## PROBLEM REQUIREMENTS
I would like every record printed again, exactly as shown.
------------------------------------
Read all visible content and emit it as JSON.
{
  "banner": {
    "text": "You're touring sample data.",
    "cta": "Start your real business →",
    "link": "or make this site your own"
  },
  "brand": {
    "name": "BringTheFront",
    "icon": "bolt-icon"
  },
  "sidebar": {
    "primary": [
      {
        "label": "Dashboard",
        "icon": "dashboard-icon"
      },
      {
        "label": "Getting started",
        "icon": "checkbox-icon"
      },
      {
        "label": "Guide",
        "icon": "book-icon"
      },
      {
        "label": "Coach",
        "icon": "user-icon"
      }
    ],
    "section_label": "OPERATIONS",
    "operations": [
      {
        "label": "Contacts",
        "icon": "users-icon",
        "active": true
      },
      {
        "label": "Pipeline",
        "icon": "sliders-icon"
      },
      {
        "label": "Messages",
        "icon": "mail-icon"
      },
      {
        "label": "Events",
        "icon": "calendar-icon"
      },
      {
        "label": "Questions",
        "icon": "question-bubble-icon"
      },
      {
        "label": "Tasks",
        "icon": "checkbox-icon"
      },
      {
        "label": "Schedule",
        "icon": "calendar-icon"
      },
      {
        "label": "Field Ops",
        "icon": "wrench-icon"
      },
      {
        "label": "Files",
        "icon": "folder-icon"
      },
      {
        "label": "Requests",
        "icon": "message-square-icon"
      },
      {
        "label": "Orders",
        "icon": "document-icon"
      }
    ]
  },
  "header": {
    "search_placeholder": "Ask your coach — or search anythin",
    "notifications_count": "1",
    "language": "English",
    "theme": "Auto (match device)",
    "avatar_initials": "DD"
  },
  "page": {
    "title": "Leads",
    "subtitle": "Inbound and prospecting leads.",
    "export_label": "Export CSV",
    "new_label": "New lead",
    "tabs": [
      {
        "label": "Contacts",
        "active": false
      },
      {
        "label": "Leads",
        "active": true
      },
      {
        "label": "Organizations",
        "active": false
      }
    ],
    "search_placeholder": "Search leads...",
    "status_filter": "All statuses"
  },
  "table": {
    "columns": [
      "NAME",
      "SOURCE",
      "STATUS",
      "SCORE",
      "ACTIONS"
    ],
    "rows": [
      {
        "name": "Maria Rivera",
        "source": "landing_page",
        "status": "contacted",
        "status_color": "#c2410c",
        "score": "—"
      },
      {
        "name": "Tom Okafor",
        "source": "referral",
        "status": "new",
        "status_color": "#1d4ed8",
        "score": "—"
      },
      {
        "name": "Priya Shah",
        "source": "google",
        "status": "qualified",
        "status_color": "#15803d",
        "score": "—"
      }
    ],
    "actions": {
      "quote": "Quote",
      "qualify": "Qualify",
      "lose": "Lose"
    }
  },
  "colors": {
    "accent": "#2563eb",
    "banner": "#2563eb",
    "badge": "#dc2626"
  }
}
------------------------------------
## RESULT FOR THIS EXERCISE
Read all visible content and emit it as JSON.
{
  "banner": {
    "text": "You're touring sample data.",
    "cta": "Start your real business →",
    "link": "or make this site your own"
  },
  "brand": {
    "name": "BringTheFront",
    "icon": "bolt-icon"
  },
  "sidebar": {
    "primary": [
      {
        "label": "Dashboard",
        "icon": "dashboard-icon"
      },
      {
        "label": "Getting started",
        "icon": "checkbox-icon"
      },
      {
        "label": "Guide",
        "icon": "book-icon"
      },
      {
        "label": "Coach",
        "icon": "user-icon"
      }
    ],
    "section_label": "OPERATIONS",
    "operations": [
      {
        "label": "Contacts",
        "icon": "users-icon",
        "active": true
      },
      {
        "label": "Pipeline",
        "icon": "sliders-icon"
      },
      {
        "label": "Messages",
        "icon": "mail-icon"
      },
      {
        "label": "Events",
        "icon": "calendar-icon"
      },
      {
        "label": "Questions",
        "icon": "question-bubble-icon"
      },
      {
        "label": "Tasks",
        "icon": "checkbox-icon"
      },
      {
        "label": "Schedule",
        "icon": "calendar-icon"
      },
      {
        "label": "Field Ops",
        "icon": "wrench-icon"
      },
      {
        "label": "Files",
        "icon": "folder-icon"
      },
      {
        "label": "Requests",
        "icon": "message-square-icon"
      },
      {
        "label": "Orders",
        "icon": "document-icon"
      }
    ]
  },
  "header": {
    "search_placeholder": "Ask your coach — or search anythin",
    "notifications_count": "1",
    "language": "English",
    "theme": "Auto (match device)",
    "avatar_initials": "DD"
  },
  "page": {
    "title": "Leads",
    "subtitle": "Inbound and prospecting leads.",
    "export_label": "Export CSV",
    "new_label": "New lead",
    "tabs": [
      {
        "label": "Contacts",
        "active": false
      },
      {
        "label": "Leads",
        "active": true
      },
      {
        "label": "Organizations",
        "active": false
      }
    ],
    "search_placeholder": "Search leads...",
    "status_filter": "All statuses"
  },
  "table": {
    "columns": [
      "NAME",
      "SOURCE",
      "STATUS",
      "SCORE",
      "ACTIONS"
    ],
    "rows": [
      {
        "name": "Maria Rivera",
        "source": "landing_page",
        "status": "contacted",
        "status_color": "#c2410c",
        "score": "—"
      },
      {
        "name": "Tom Okafor",
        "source": "referral",
        "status": "new",
        "status_color": "#1d4ed8",
        "score": "—"
      },
      {
        "name": "Priya Shah",
        "source": "google",
        "status": "qualified",
        "status_color": "#15803d",
        "score": "—"
      }
    ],
    "actions": {
      "quote": "Quote",
      "qualify": "Qualify",
      "lose": "Lose"
    }
  },
  "colors": {
    "accent": "#2563eb",
    "banner": "#2563eb",
    "badge": "#dc2626"
  }
}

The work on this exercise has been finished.